Some see the beginning of the end for huge compensation for financial titans. Others say the limits are too weak to bring real change.
But if either company takes part in the federal government's $700 billion rescue plan for financial firms, Mr. Blankfein and Mr. Diamon may have to be content with $500,000 a year, or their company will have to pay higher taxes.
While it's not likely this will cause either man to skimp on meals, the proposed mandate shows the depth of animosity toward highly paid executives on Wall Street. Some compensation consultants wonder, in fact, if the clampdown may be the leading edge of a shift away from the enormous pay packages of the past decade.
"Executive pay rates and Wall Street in particular have reached extraordinary heights," says John Challenger of Challenger Gray & Christmas, a Chicago-based executive outplacement firm. "We may be at the point where the pendulum is beginning to shift."

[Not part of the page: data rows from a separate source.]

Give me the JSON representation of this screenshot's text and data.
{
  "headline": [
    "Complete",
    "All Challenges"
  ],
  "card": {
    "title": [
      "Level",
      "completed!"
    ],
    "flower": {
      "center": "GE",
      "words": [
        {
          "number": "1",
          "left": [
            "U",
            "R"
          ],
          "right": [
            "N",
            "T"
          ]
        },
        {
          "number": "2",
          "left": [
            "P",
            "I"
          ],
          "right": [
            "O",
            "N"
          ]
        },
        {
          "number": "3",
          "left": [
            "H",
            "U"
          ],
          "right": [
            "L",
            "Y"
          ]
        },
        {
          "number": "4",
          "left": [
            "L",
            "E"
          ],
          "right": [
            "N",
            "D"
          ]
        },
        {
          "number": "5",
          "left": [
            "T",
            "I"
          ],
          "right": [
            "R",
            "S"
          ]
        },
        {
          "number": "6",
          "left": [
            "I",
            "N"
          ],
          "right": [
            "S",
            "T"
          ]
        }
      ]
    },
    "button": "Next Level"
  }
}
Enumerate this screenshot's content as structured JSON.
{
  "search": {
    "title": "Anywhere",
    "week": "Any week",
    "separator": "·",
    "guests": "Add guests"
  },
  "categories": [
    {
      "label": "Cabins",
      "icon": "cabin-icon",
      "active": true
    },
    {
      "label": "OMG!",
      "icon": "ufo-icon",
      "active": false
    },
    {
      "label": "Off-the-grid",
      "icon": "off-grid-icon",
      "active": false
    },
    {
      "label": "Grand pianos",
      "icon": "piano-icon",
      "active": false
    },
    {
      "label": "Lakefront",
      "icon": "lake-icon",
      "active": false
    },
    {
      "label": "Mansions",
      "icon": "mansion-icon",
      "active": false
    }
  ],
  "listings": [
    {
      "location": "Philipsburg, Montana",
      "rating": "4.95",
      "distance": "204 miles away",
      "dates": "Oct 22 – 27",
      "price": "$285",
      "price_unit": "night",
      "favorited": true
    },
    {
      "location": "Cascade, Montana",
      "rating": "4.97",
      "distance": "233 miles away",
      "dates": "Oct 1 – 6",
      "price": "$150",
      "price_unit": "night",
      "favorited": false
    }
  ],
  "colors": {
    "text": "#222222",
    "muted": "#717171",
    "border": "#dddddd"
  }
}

No doubt about it, financial executives have made a bundle – sometimes pocketing multimillion-dollar packages while their companies were taking losses that had been run up on their watch. Among them: Charles Prince, former head of Citigroup, ended up with "accumulated benefits" of $29 million; Stanley O'Neal, who ran Merrill Lynch & Co., got $161 million in accumulated benefits, and Martin Sullivan of AIG received a severance package of $47 million.
Page 1 of 4